Tibet is a region where spirituality and the physical landscape are inextricably entwined. Monks at prayer (or engaged in lively debate over Buddhist sutras!) crowd around ancient monasteries on picturesque hillsides. Remote religious retreats offer solitude and tranquillity by the shores of azure Himalayan lakes. Devout pilgrims make their daily kora circuits around temples where the air is thick with incense. The world’s tallest mountains form a heart-pounding backdrop. There's no doubt about it - Tibet will stir your soul.
Obviously there's a lot more, this is just to get you started...
Qomolangma, the Chinese name for Mount Everest, translates as 'Goddess Mother of the World'. Seeing her up close, you soon understand why people are moved to such superlatives. Climbing Everest is an incredible feat of endurance and peril, and one that has proved irresistible to many explorers and climbers. When asked why he wanted to reach the summit, the famous English mountaineer George Mallory offered the legendary reply: 'because it’s there'. Despite huge growth in visitor numbers over recent years, the Mount Everest National Park remains almost completely undeveloped. There are very few man-made structures besides the small roadside town of Shegar, also known as New Tingri, from where you can trek to base camp. It remains one of the world’s true wildernesses.
Lhasa, Tibet’s spiritual and political capital, is a city of contrasts. As one of the world’s highest altitude cities, it has a ready-made air of otherworldliness. The western side, with its concrete shopping malls and glass-fronted high-rise buildings, displays the unmistakable stamp of modernisation and Chinese influence. However, the east of the city still retains an old-world Tibetan charm; its winding alleyways are lined with rickety, whitewashed houses and lamp-lit temples full of prostrating pilgrims. Rise early and join the locals on their daily kora (pilgrim circuit) around Jokhang Temple, gaze up at the magnificent Potala Palace, and wander through the city’s labyrinth of backstreets for a true sense of life in Lhasa.
Visitors to Tibet who pull on their walking boots, particularly between spring and autumn, are rewarded with some truly epic experiences. The hike from Rombuk Monastery to Everest base camp is a popular short route, and there are also scenic trails around the sacred Mount Kailash - a renowned pilgrimage location - and the beautiful Holy Lakes of Namtso and Yamdrok. One of Tibet’s most well-known kora pilgrimage routes takes you around Lhasa’s magnificent Jokhang Temple and through the electric atmosphere of the surrounding Barkhor neighbourhood. Pilgrims begin arriving at dawn and a steady stream of movement continues throughout the day.
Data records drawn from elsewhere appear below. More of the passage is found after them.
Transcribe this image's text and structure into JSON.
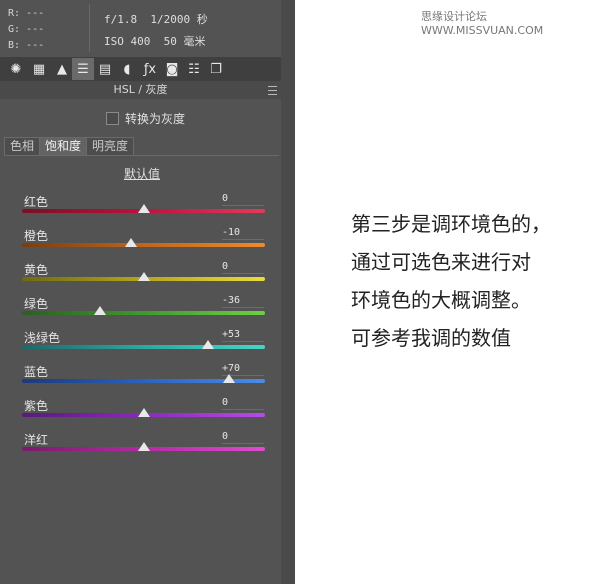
{
  "info": {
    "r": "R: ---",
    "g": "G: ---",
    "b": "B: ---",
    "camera_line1": "f/1.8  1/2000 秒",
    "camera_line2": "ISO 400  50 毫米"
  },
  "toolbar": {
    "icons": [
      "aperture-icon",
      "grid-icon",
      "mountains-icon",
      "hsl-icon",
      "split-icon",
      "lens-icon",
      "fx-icon",
      "camera-icon",
      "sliders-icon",
      "presets-icon"
    ],
    "glyphs": [
      "✺",
      "▦",
      "▲",
      "☰",
      "▤",
      "◖",
      "ƒx",
      "◙",
      "☷",
      "❐"
    ]
  },
  "panel_title": "HSL / 灰度",
  "convert_grayscale": "转换为灰度",
  "tabs": [
    "色相",
    "饱和度",
    "明亮度"
  ],
  "active_tab": "饱和度",
  "default_label": "默认值",
  "sliders": [
    {
      "label": "红色",
      "value": "0",
      "level": 0,
      "colors": [
        "#7a1020",
        "#c01040",
        "#e33a5a"
      ]
    },
    {
      "label": "橙色",
      "value": "-10",
      "level": -10,
      "colors": [
        "#7a3d10",
        "#c0651a",
        "#ef8a2a"
      ]
    },
    {
      "label": "黄色",
      "value": "0",
      "level": 0,
      "colors": [
        "#6f6a10",
        "#b5a51c",
        "#e8dd3a"
      ]
    },
    {
      "label": "绿色",
      "value": "-36",
      "level": -36,
      "colors": [
        "#2a6020",
        "#3f9a2e",
        "#6dd043"
      ]
    },
    {
      "label": "浅绿色",
      "value": "+53",
      "level": 53,
      "colors": [
        "#1a6a6a",
        "#2ba8a0",
        "#45d6c8"
      ]
    },
    {
      "label": "蓝色",
      "value": "+70",
      "level": 70,
      "colors": [
        "#1a3a7a",
        "#2a62c0",
        "#4b8be8"
      ]
    },
    {
      "label": "紫色",
      "value": "0",
      "level": 0,
      "colors": [
        "#5a1a7a",
        "#8a2ac0",
        "#b54be8"
      ]
    },
    {
      "label": "洋红",
      "value": "0",
      "level": 0,
      "colors": [
        "#7a1a6a",
        "#b52aa5",
        "#e04bd0"
      ]
    }
  ],
  "note_lines": [
    "第三步是调环境色的，",
    "通过可选色来进行对",
    "环境色的大概调整。",
    "可参考我调的数值"
  ],
  "watermark": "思缘设计论坛 WWW.MISSVUAN.COM"
}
Traditional Tibetan homes and stalls are rapidly disappearing, changing the face of the Barkhor, but for many travellers this remains a highlight.
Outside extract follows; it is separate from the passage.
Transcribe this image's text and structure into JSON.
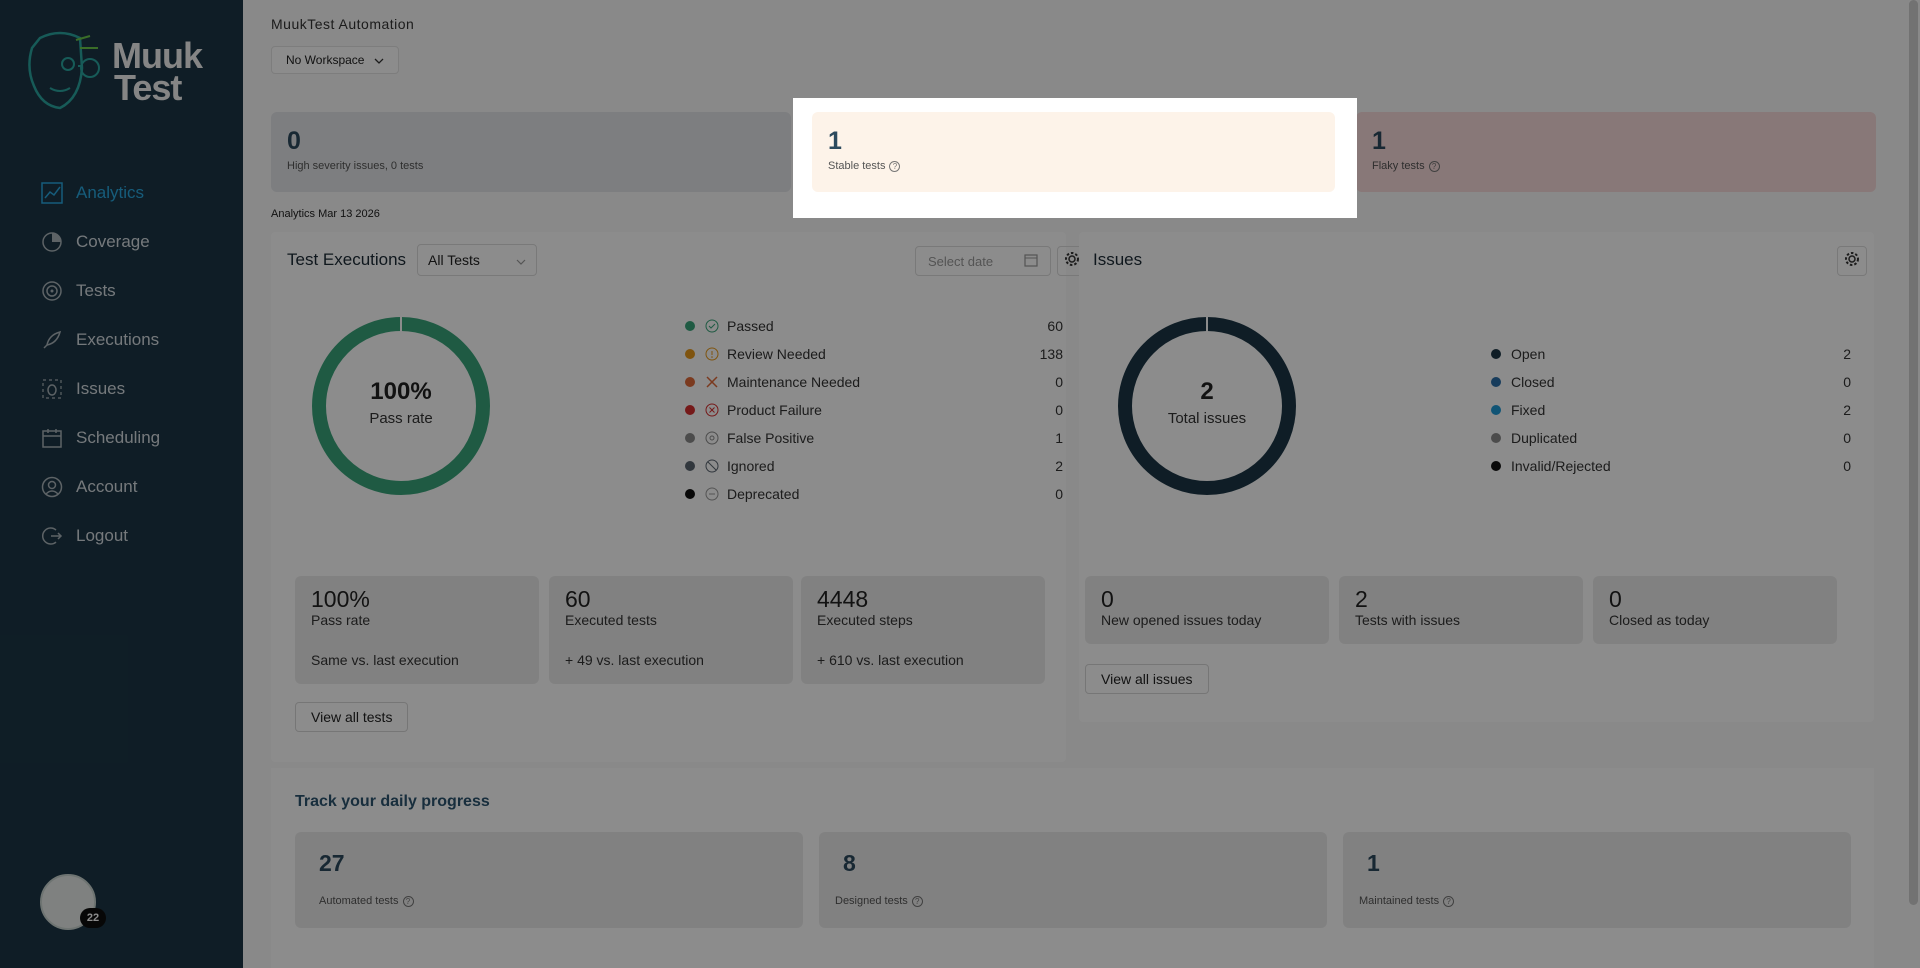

Trekking across the ‘roof of the world’ in Tibet, at an average elevation of 4,500m, is and adventure hard to beat. It’s not the easiest destination to get to, but the unparalleled rush of standing in one of Earth’s rawest landscapes is like nothing else.